**Task material**
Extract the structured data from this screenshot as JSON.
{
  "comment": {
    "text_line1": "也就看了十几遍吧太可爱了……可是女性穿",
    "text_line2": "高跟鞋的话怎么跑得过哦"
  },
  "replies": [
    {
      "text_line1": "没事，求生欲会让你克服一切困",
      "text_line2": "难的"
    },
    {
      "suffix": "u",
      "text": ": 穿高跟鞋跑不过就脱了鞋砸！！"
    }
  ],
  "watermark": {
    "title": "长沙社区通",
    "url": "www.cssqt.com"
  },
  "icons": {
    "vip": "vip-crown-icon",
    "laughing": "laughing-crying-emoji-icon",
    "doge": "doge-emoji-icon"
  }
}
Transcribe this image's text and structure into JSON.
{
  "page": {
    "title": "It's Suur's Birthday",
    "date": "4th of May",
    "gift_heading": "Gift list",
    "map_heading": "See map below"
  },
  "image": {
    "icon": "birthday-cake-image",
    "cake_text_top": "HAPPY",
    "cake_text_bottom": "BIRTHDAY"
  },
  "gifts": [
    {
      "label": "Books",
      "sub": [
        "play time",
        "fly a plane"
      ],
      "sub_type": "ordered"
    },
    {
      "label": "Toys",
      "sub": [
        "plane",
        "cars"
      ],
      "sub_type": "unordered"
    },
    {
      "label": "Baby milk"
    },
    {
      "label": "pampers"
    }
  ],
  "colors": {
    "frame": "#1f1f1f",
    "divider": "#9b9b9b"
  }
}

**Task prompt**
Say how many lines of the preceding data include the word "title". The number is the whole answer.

**Task result**
2